THE PROBLEM: Look through the data below and count each line where the word "Select" appears. Reply with the count alone.

[RECORD EXTRACTS Boundary: Start]

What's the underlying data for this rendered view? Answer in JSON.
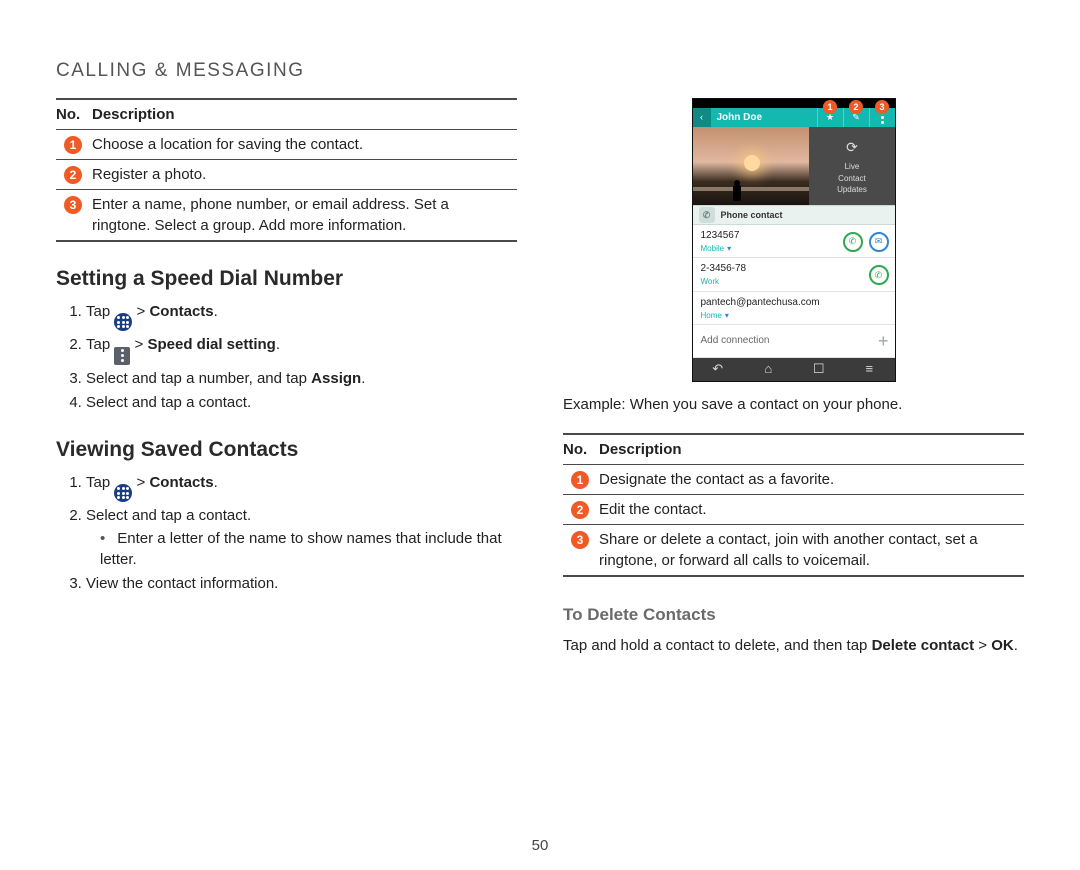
{
  "header": {
    "title": "CALLING & MESSAGING"
  },
  "page_number": "50",
  "table_header": {
    "no": "No.",
    "desc": "Description"
  },
  "left": {
    "table": {
      "rows": [
        {
          "n": "1",
          "desc": "Choose a location for saving the contact."
        },
        {
          "n": "2",
          "desc": "Register a photo."
        },
        {
          "n": "3",
          "desc": "Enter a name, phone number, or email address. Set a ringtone. Select a group. Add more information."
        }
      ]
    },
    "h_speed": "Setting a Speed Dial Number",
    "steps_speed": {
      "s1_tap": "Tap ",
      "s1_after": " > ",
      "s1_bold": "Contacts",
      "s1_end": ".",
      "s2_tap": "Tap ",
      "s2_after": " > ",
      "s2_bold": "Speed dial setting",
      "s2_end": ".",
      "s3_a": "Select and tap a number, and tap ",
      "s3_bold": "Assign",
      "s3_end": ".",
      "s4": "Select and tap a contact."
    },
    "h_view": "Viewing Saved Contacts",
    "steps_view": {
      "s1_tap": "Tap ",
      "s1_after": " > ",
      "s1_bold": "Contacts",
      "s1_end": ".",
      "s2": "Select and tap a contact.",
      "s2_sub": "Enter a letter of the name to show names that include that letter.",
      "s3": "View the contact information."
    }
  },
  "right": {
    "phone": {
      "contact_name": "John Doe",
      "header_buttons": {
        "b1": "1",
        "b2": "2",
        "b3": "3"
      },
      "updates_line1": "Live",
      "updates_line2": "Contact",
      "updates_line3": "Updates",
      "section_label": "Phone contact",
      "rows": [
        {
          "value": "1234567",
          "label": "Mobile",
          "call": true,
          "msg": true
        },
        {
          "value": "2-3456-78",
          "label": "Work",
          "call": true,
          "msg": false
        },
        {
          "value": "pantech@pantechusa.com",
          "label": "Home",
          "call": false,
          "msg": false
        }
      ],
      "add_connection": "Add connection"
    },
    "caption": "Example: When you save a contact on your phone.",
    "table": {
      "rows": [
        {
          "n": "1",
          "desc": "Designate the contact as a favorite."
        },
        {
          "n": "2",
          "desc": "Edit the contact."
        },
        {
          "n": "3",
          "desc": "Share or delete a contact, join with another contact, set a ringtone, or forward all calls to voicemail."
        }
      ]
    },
    "h_delete": "To Delete Contacts",
    "delete_para": {
      "a": "Tap and hold a contact to delete, and then tap ",
      "b1": "Delete contact",
      "c": " > ",
      "b2": "OK",
      "d": "."
    }
  }
}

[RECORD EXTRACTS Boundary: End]

ANSWER TO THIS EXERCISE: 4